Because of COVID-19, we’ve all had to change our ways and what we do during the course of a day and that includes how we interact with each other as well as pets.
And because of the worldwide pandemic, it’s easy to let social distancing slip your mind when you see an adorable dog helping their handler with a disability. In the “before” times, well-meaning strangers have a pet, talked to, tried to feed, or gazed longingly at working service dogs, potentially distracting the dog. However, in this new Covid-19 era, social distancing can be more important for people with disabilities who may have vulnerable immune systems.
Canine Companions service dogs are professionally trained in 40 commands to enhance independence for people with disabilities, including the “shake” command – a way for members of the public to meet a working service dog in an appropriate manner by allowing the handler to direct the dog to offer its paw.
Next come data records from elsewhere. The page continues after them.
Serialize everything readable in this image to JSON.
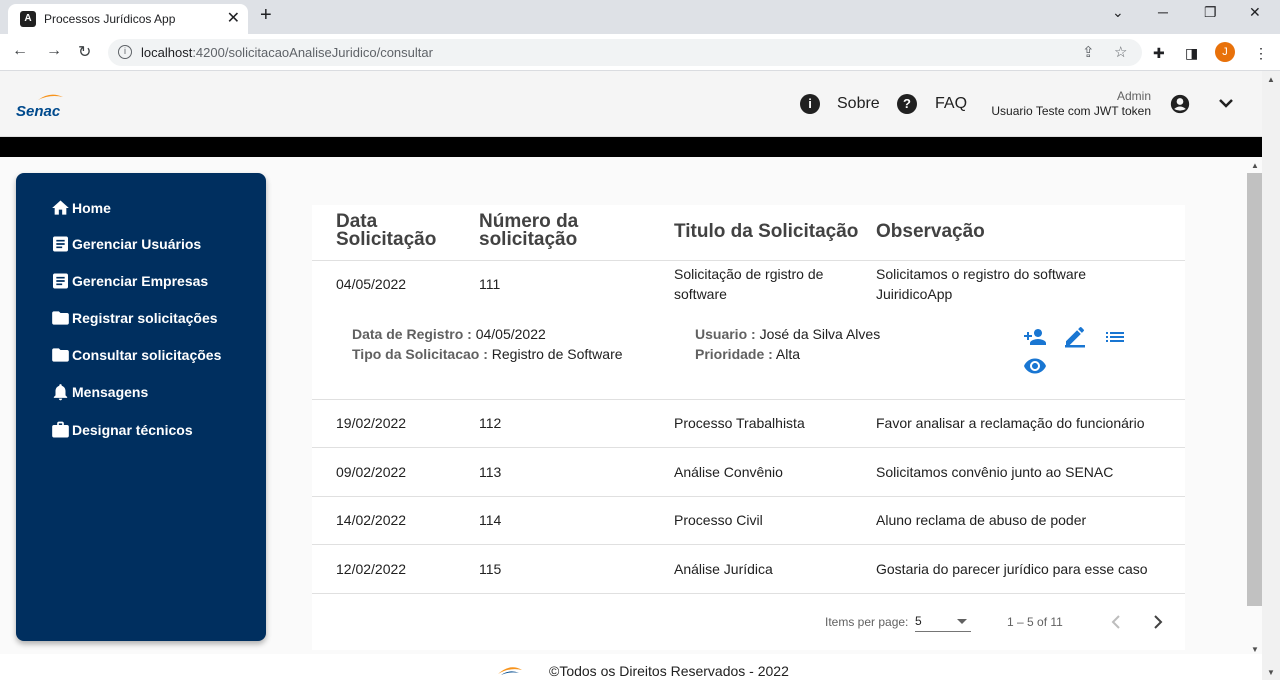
{
  "browser": {
    "tab_title": "Processos Jurídicos App",
    "url_host": "localhost",
    "url_path": ":4200/solicitacaoAnaliseJuridico/consultar",
    "profile_initial": "J"
  },
  "header": {
    "logo_text": "Senac",
    "about_label": "Sobre",
    "faq_label": "FAQ",
    "user_role": "Admin",
    "user_name": "Usuario Teste com JWT token"
  },
  "sidebar": {
    "items": [
      {
        "label": "Home",
        "icon": "home-icon"
      },
      {
        "label": "Gerenciar Usuários",
        "icon": "list-icon"
      },
      {
        "label": "Gerenciar Empresas",
        "icon": "list-icon"
      },
      {
        "label": "Registrar solicitações",
        "icon": "folder-icon"
      },
      {
        "label": "Consultar solicitações",
        "icon": "folder-icon"
      },
      {
        "label": "Mensagens",
        "icon": "bell-icon"
      },
      {
        "label": "Designar técnicos",
        "icon": "briefcase-icon"
      }
    ]
  },
  "table": {
    "headers": {
      "date_1": "Data",
      "date_2": "Solicitação",
      "number_1": "Número da",
      "number_2": "solicitação",
      "title": "Titulo da Solicitação",
      "note": "Observação"
    },
    "rows": [
      {
        "date": "04/05/2022",
        "number": "111",
        "title_1": "Solicitação de rgistro de",
        "title_2": "software",
        "note_1": "Solicitamos o registro do software",
        "note_2": "JuiridicoApp"
      },
      {
        "date": "19/02/2022",
        "number": "112",
        "title": "Processo Trabalhista",
        "note": "Favor analisar a reclamação do funcionário"
      },
      {
        "date": "09/02/2022",
        "number": "113",
        "title": "Análise Convênio",
        "note": "Solicitamos convênio junto ao SENAC"
      },
      {
        "date": "14/02/2022",
        "number": "114",
        "title": "Processo Civil",
        "note": "Aluno reclama de abuso de poder"
      },
      {
        "date": "12/02/2022",
        "number": "115",
        "title": "Análise Jurídica",
        "note": "Gostaria do parecer jurídico para esse caso"
      }
    ],
    "detail": {
      "reg_label": "Data de Registro :",
      "reg_value": "04/05/2022",
      "type_label": "Tipo da Solicitacao :",
      "type_value": "Registro de Software",
      "user_label": "Usuario :",
      "user_value": "José da Silva Alves",
      "priority_label": "Prioridade :",
      "priority_value": "Alta"
    }
  },
  "paginator": {
    "items_label": "Items per page:",
    "page_size": "5",
    "range": "1 – 5 of 11"
  },
  "footer": {
    "text": "©Todos os Direitos Reservados - 2022"
  },
  "colors": {
    "sidebar_bg": "#002f5f",
    "action_icon": "#1976d2",
    "header_bg": "#f5f5f5"
  }
}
With changing needs due to the pandemic, Canine Companions innovatively changed how they train service dogs to interact with the public, according to a news release.
“People still want to meet our clients’ working service dogs, but ‘shake’ was impossible due to social distancing and could even pose a risk to the handler’s health,” said Canine Companions Director of Training and Client Services Sarah Birman in the news release. “We pivoted to the ‘say hi’ command and are now training all of our service dogs to wave at new friends from a safe distance.”
Despite the challenges of a pandemic, Canine Companions has placed more than 200 service dogs this year nationwide through carefully distanced, small classes with hospital-level sanitation protocols.
“It has been really helpful for Service Dog Renata to know how to wave,” said client Wallis Brozman in the release. “That short interaction allows me to connect with the world safely. I can tell people are smiling under their masks.”
The next time you approach a dog — be it a service dog or an ordinary four-legged cutie — be aware of keeping your distance the same way you would a two-legged person.
Founded in 1975, Canine Companions created the concept of training dogs to help people with physical disabilities and is a founding and accredited member of Assistance Dogs International. They’ve placed over 6,600 expertly trained service dogs entirely free of charge and have teams working in all 50 states. As the industry leader, Canine Companions has found innovative ways to further independence through highly skilled service dogs.
Source: Canine Companions for Independence